    It’s a list of links, and that’s all. Absolutely zero original content anywhere on the site.

    Are lists of links valuable? In one sense, a great list can be considered useful, sure. Hand-picked, finely tuned, maybe. But then, Google manages to produce a list of links every time someone enters a search term, with little or no human involvement. Lists of links are valuable only in a very specialized and silly sense, and Kinderstart’s isn’t even well-organized, really.

  • I’ve followed the Kinderstart issue in the news.. over the past few months and am a little confused as to what EXACTLY Kinderstart is saying.

    O.K. so the KinderStart Web Site dropped in rankings.
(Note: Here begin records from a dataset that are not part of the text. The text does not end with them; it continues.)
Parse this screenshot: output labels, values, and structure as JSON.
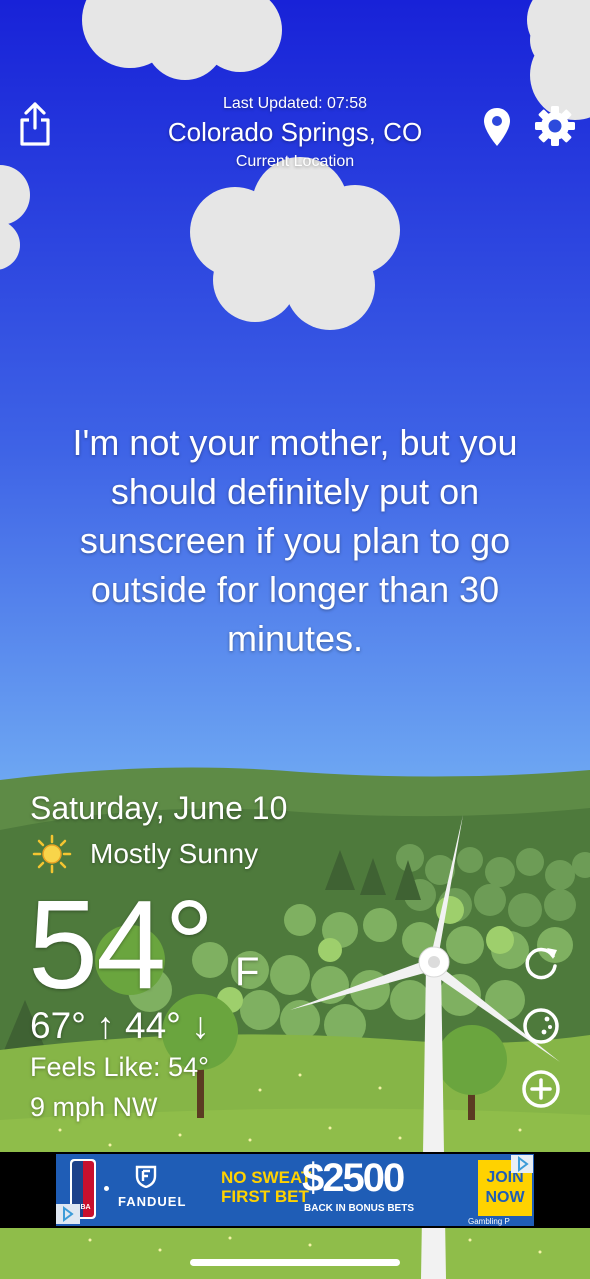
{
  "header": {
    "last_updated": "Last Updated: 07:58",
    "location": "Colorado Springs, CO",
    "location_sub": "Current Location"
  },
  "message": "I'm not your mother, but you should definitely put on sunscreen if you plan to go outside for longer than 30 minutes.",
  "weather": {
    "date": "Saturday, June 10",
    "condition": "Mostly Sunny",
    "condition_icon": "sun-icon",
    "temperature": "54°",
    "unit": "F",
    "hi_lo": "67° ↑  44° ↓",
    "feels_like": "Feels Like: 54°",
    "wind": "9 mph NW"
  },
  "ad": {
    "nba": "NBA",
    "brand": "FANDUEL",
    "headline_1": "NO SWEAT",
    "headline_2": "FIRST BET",
    "amount": "$2500",
    "sub": "BACK IN BONUS BETS",
    "cta_1": "JOIN",
    "cta_2": "NOW",
    "footnote": "Gambling P"
  },
  "colors": {
    "sky_top": "#1a2bd6",
    "sky_bottom": "#6fa9f3",
    "hills": "#5a8c3e",
    "meadow": "#8cbb48",
    "ad_blue": "#1f5db6",
    "ad_yellow": "#ffd200"
  }
}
It is widely known that Google and other Search Engines change their algorythms regularly to create a better search experience and to thwart the attempts of ill-motived Internet Developers who constantly try to manipulate the data in their sites to trick the search engines into delivering their content before other, often more relavent, digital information.

    So, basically, my understanding of the case is that Kinderstart is saying that it finally got to know the Google process well enough to put its results into the top of the results and then, suddenly, without warning, Google singled them out, for some reason, and dropped their rankings.
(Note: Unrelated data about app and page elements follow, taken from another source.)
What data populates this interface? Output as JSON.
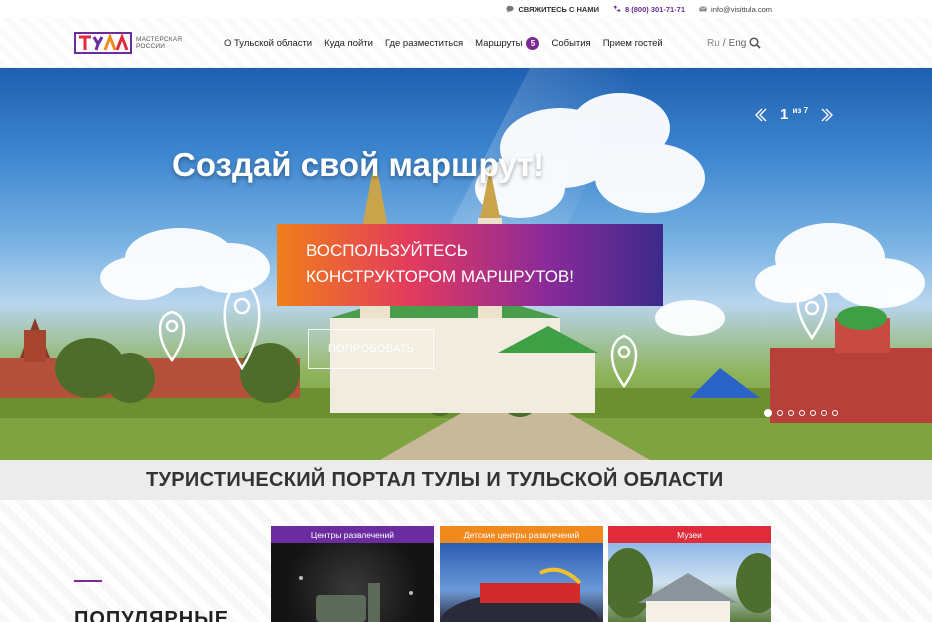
{
  "topbar": {
    "contact_label": "СВЯЖИТЕСЬ С НАМИ",
    "phone": "8 (800) 301-71-71",
    "email": "info@visittula.com"
  },
  "header": {
    "logo_text": "МАСТЕРСКАЯ РОССИИ",
    "nav": [
      {
        "label": "О Тульской области"
      },
      {
        "label": "Куда пойти"
      },
      {
        "label": "Где разместиться"
      },
      {
        "label": "Маршруты",
        "badge": "5"
      },
      {
        "label": "События"
      },
      {
        "label": "Прием гостей"
      }
    ],
    "lang_ru": "Ru",
    "lang_sep": "/",
    "lang_en": "Eng"
  },
  "hero": {
    "title": "Создай свой маршрут!",
    "promo_line1": "ВОСПОЛЬЗУЙТЕСЬ",
    "promo_line2": "КОНСТРУКТОРОМ МАРШРУТОВ!",
    "try_button": "ПОПРОБОВАТЬ",
    "slide_current": "1",
    "slide_of": "из 7",
    "slide_total": 7,
    "active_dot": 1
  },
  "section": {
    "title": "ТУРИСТИЧЕСКИЙ ПОРТАЛ ТУЛЫ И ТУЛЬСКОЙ ОБЛАСТИ",
    "popular_heading": "ПОПУЛЯРНЫЕ"
  },
  "categories": [
    {
      "label": "Центры развлечений",
      "color": "#6a2ca0"
    },
    {
      "label": "Детские центры развлечений",
      "color": "#f08a1c"
    },
    {
      "label": "Музеи",
      "color": "#e02b3a"
    }
  ],
  "colors": {
    "brand_purple": "#7a2a91",
    "phone_color": "#6a2c91"
  }
}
    I think it is important, in this case, to determine if the regular changes to Google’s Algorythm were the cause of Kinderstart’s drop in rankings, if Kinderstart made a change in their Search Site which could have caused the issue or if Google really did just try to “take out the competition”.

    I’d like to see if other Web Sites were affected in a similar way and whether or not they would be considered “competition” for Google.

    It seems a little peculiar to me that Google is making money off of the Kinderstart site and, with other sites delivering ads from Yahoo and other competitors, it is difficult for me to believe that Google would want to put less relevance on sites displaying their own ads.

    I would also like to know, without Google revealing their secret ranking algorythm, the basic reasoning, in Google’s words, for Kinderstart’s new rank.

    G C P. adn1.com

  • yo mama

    better search experience my ass,

    fuck google,

    use scroogle.org

  • Kinderstart claims Google “manually” altered their PageRank for anti-competitive reasons. Sure Google can say Kinderstart was just caught by a change in the algorithm, but what if Google specifically altered their algorithm to suppress PageRank uniquely for Kinderstart and presumably a long list of other specific sites? This is called “site-unique bias” and is certainly technically possible.

    Also Kinderstart claims to have been defamed since Google displays their PR=0 to toolbar and Google Directory users and tells users that Kinderstart’s (or anyone’s displayed PageRank) is “honest” and an indication of “importance” derived from an automated analysis of links to the site. If this is a deliberate lie and Google is manually manufacturing PageRank then Kinderstart has a valid case. It seems to me the only way to find out is have a trial. See my site for long discussion of these issues.